Sheikh Jaber al Ahmad al Sabah , the late Emir of Kuwait, was the emir of critical moments. In a region like the Persian Gulf, times have been critical for almost forty years. The region has not known tranquility but has witnessed greed, scorn and conspiracy. Unfortunately, the damage from all these stages, until the present day, has come from the inhabitants of the region, under different names and slogans.
Sheikh Jaber, God bless his soul, almost brought about his own destruction because he supported Saddam Hussein’s Iraq and almost died when Saddam invaded Kuwait in 1990. These were Sheikh Jaber’s most difficult moments, after his state, not only his rule, had vanished. However, his firm stance and the support of his people led to the cohesiveness of Kuwait under the oppressive occupation and its acceptance of injustice from its neighbors in Baghdad and a few Arab countries. We all recall how United Nations member countries gave the late Emir a standing ovation in respect and appreciation for him and his country, affirming their support for his nation and its legitimacy.
The late Sheikh’s wisdom manifested itself in his refusal to postpone solving pressing problems under any pretext. The excuses were undoubtedly clear, especially after the return of Kuwait to its people and the continued reign of Saddam, a stone’s throw away form Kuwait. Sheikh Jaber did not want Kuwait to delay its projects because the enemy was lurking. Instead, he continued to take decisions that consolidated the democratic process in Kuwait and the respect of the constitution. He did not die until he had remedied the ill which the Kuwaiti democracy had suffered from, namely giving women their political rights. The Emir did not allow his poor health to dissuade him from realizing this wish.
The late Sheikh’s strength was evident in his calmness. Despite the multiple crises in Kuwait and elsewhere, he did not become gloomy or bad tempered in his decisions and interventions in Kuwaiti political life. I used to always joke with my Kuwaiti friends and say, “God help your rulers, you and the Lebanese complain so often, despite both countries being so small.” Laughing, they would reply, “Our sheikhs are one of us. If they did not put up with us, who will?”

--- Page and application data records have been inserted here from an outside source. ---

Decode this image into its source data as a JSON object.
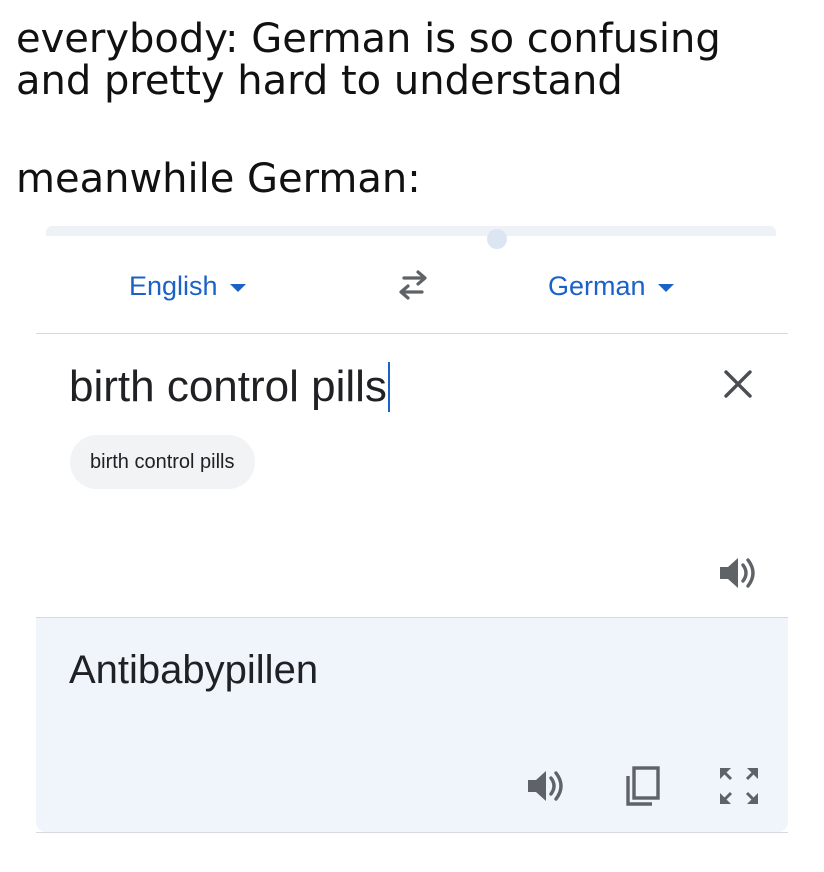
{
  "caption": {
    "line1": "everybody: German is so confusing",
    "line2": "and pretty hard to understand",
    "line3": "meanwhile German:"
  },
  "translator": {
    "source_language": "English",
    "target_language": "German",
    "input_value": "birth control pills",
    "suggestion_chip": "birth control pills",
    "output_text": "Antibabypillen"
  },
  "icons": {
    "swap": "swap-languages-icon",
    "clear": "close-icon",
    "source_speaker": "speaker-icon",
    "output_speaker": "speaker-icon",
    "copy": "copy-icon",
    "fullscreen": "fullscreen-icon",
    "dropdown": "caret-down-icon"
  },
  "colors": {
    "accent": "#1a62c6",
    "icon_gray": "#5f6368",
    "output_background": "#f0f5fb",
    "chip_background": "#f1f3f4",
    "divider": "#d6d9dd"
  }
}
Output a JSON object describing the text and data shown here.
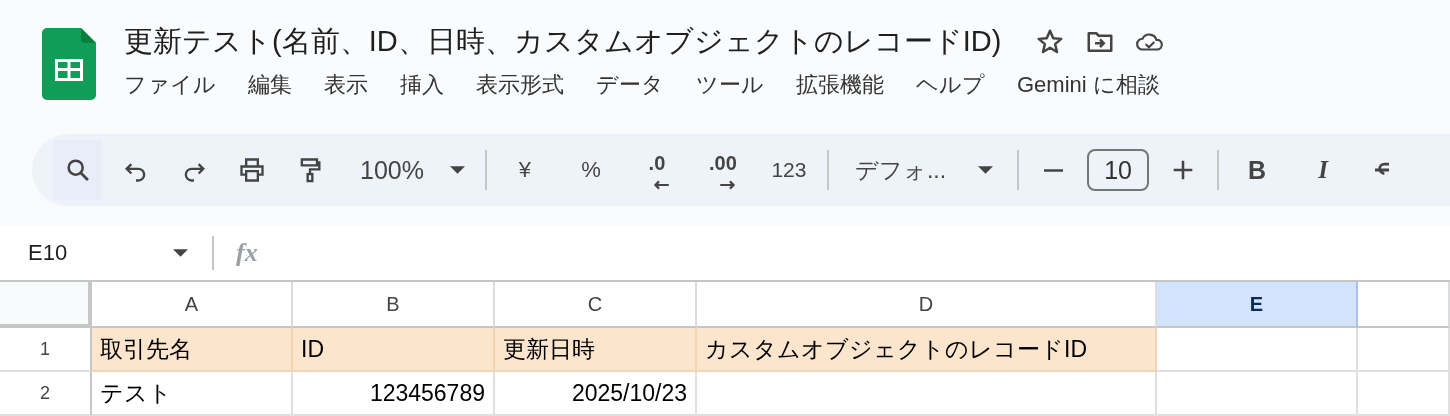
{
  "document": {
    "title": "更新テスト(名前、ID、日時、カスタムオブジェクトのレコードID)"
  },
  "menu": [
    "ファイル",
    "編集",
    "表示",
    "挿入",
    "表示形式",
    "データ",
    "ツール",
    "拡張機能",
    "ヘルプ",
    "Gemini に相談"
  ],
  "toolbar": {
    "zoom": "100%",
    "currency": "¥",
    "percent": "%",
    "decrease_decimal": ".0",
    "increase_decimal": ".00",
    "number_format": "123",
    "font": "デフォ...",
    "font_size": "10",
    "bold": "B",
    "italic": "I"
  },
  "formula_bar": {
    "name_box": "E10",
    "fx": "fx"
  },
  "sheet": {
    "columns": [
      {
        "label": "A",
        "selected": false
      },
      {
        "label": "B",
        "selected": false
      },
      {
        "label": "C",
        "selected": false
      },
      {
        "label": "D",
        "selected": false
      },
      {
        "label": "E",
        "selected": true
      }
    ],
    "rows": [
      {
        "number": "1",
        "highlighted": true,
        "cells": [
          {
            "kind": "text",
            "value": "取引先名"
          },
          {
            "kind": "text",
            "value": "ID"
          },
          {
            "kind": "text",
            "value": "更新日時"
          },
          {
            "kind": "text",
            "value": "カスタムオブジェクトのレコードID"
          },
          {
            "kind": "empty"
          }
        ]
      },
      {
        "number": "2",
        "highlighted": false,
        "cells": [
          {
            "kind": "text",
            "value": "テスト"
          },
          {
            "kind": "number",
            "value": "123456789"
          },
          {
            "kind": "number",
            "value": "2025/10/23"
          },
          {
            "kind": "empty"
          },
          {
            "kind": "empty"
          }
        ]
      }
    ]
  }
}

About eighteen months ago, on an official visit to Kuwait, I received the agenda for the trip. One of the security guards escorting us warned us that we needed to sleep early because our convoy would depart early the next morning, no later than at 7:30 am ! I asked him why this early schedule? He replied that our meeting with Sheikh Jaber was scheduled for 8am. Indeed, we left with the official delegation and met the Emir at 8 am. That day, he spoke about Kuwaiti-Saudi relations and recalled the time he spent with the late King Fahd Bin Abdulaziz in Saudi Arabia.
Afterwards, I asked why the meeting was held so early. I was told that the Emir started his day at dawn and spent sometime in the garden surrounding his residence, cutting flowers and taking care of his plants. Afterwards, he started his official duties and would sleep very early. God Bless Jaber al Ahmad al Sabah.